So you’ve got an amazing idea to solve a problem with a new product or service.
But before you invest in the design, manufacturing, marketing and distribution you need to be certain it will find the best product-market fit. That only happens through a customer discovery process.
Whether you are a startup or you’re expanding into a new business line, you can’t afford to skip the customer discovery phase.
So why is this phase so important?
Here are three reasons why:
- Your product or service must fulfill a need or desire of your target market. Regardless of how smart or new your product is, it won’t be successful unless you test it first with paying customers. (Our Design Lab course helps you create a product validation to get real feedback from potential customers or existing customers for each of the features and benefits that your product is trying to offer.)
- You may get feedback and insight that you never dreamed of that will make your offering much better.
- You’ll cultivate early adopters and raving fans even before your product launch. Keeping them informed about release dates, offering exclusive pre-orders and value added bonuses. They can also become your best advertisers through word-of-mouth and social media shares.
What are the steps to customer discovery and how do I get started?
It starts by listening and observing your customers. No really. The problem with most product design approaches is that it starts with the product and not with the user in mind.

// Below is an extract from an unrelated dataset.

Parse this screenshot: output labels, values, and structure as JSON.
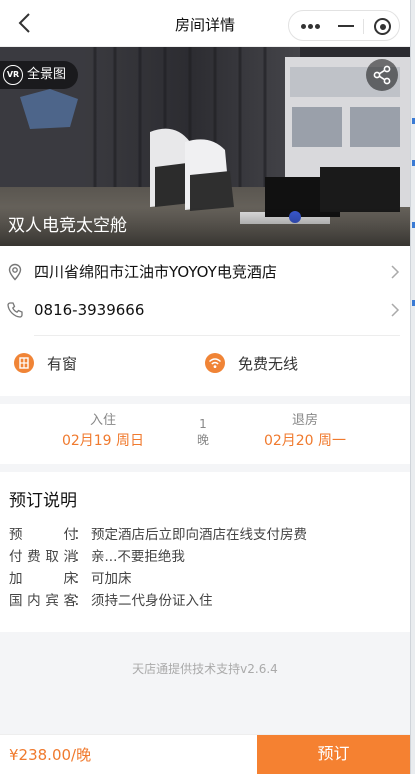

Let me share with you a story about a product designer that put user experience first and foremost.
Pat had been in the Pool and Spa family business for 15 years. He was always coming up with hacks and new ways to maintain and clean pools for his customers. He noticed how often some of his customers were complaining about the leaf nets breaking only after a year’s use to clean their pools. He initially thought an improvement in the type of netting would solve the problem, but was curious to learn more.
But before he started a netting hack and product design. Wayne visited 10 of his customers at their homes and watched them clean out their pools. Maybe there was something they were doing wrong?
His observations revealed that most of the customers were using and storing their leaf nets correctly. However, he discovered that those with lots of broadleaf trees near the pool experienced a similar problem. When the leaves were scooped up from the water they stuck to the net and it required a hard tap to make the wet leaves fall off. This often caused the metal frame of the leaf nets to get worn and often break when tapping them on the concrete too hard.
So Wayne, invented a portable stand with a rubber surface and bristle brush on top so that pool owners could tap their nets safely and/or wipe off the sticky broadleaves. His observations of his customers and understanding a specific need helped him design a new product with potential for a wider market appeal.
Here are some resources that will give you more insight into Customer Discovery:
#1 Ideo.org has some great resources for social innovation
Check out their The Field Guide to Human-Centered Design and other resources.
#2 Lean Startups for Social Change: The Revolutionary Path to Big Impact by Michel Gelobter
You can also download a Reading Guide and join my Slack Channel #book-club for free.
#3 Communities of Healing has a great example of customer discovery
Like Communities of Healing FaceBook page and look for videos Tammy Jordan with Fruits of Labor, a social enterprise in West Virginia talking about the importance of planning, piloting and testing her new food product (Maple Syrup).
Be sure you test your idea out with as many pilot testers as possible before your launch. It’s an important step that you cannot afford to skip. Check out our Design Lab course to help you go through this process in detail.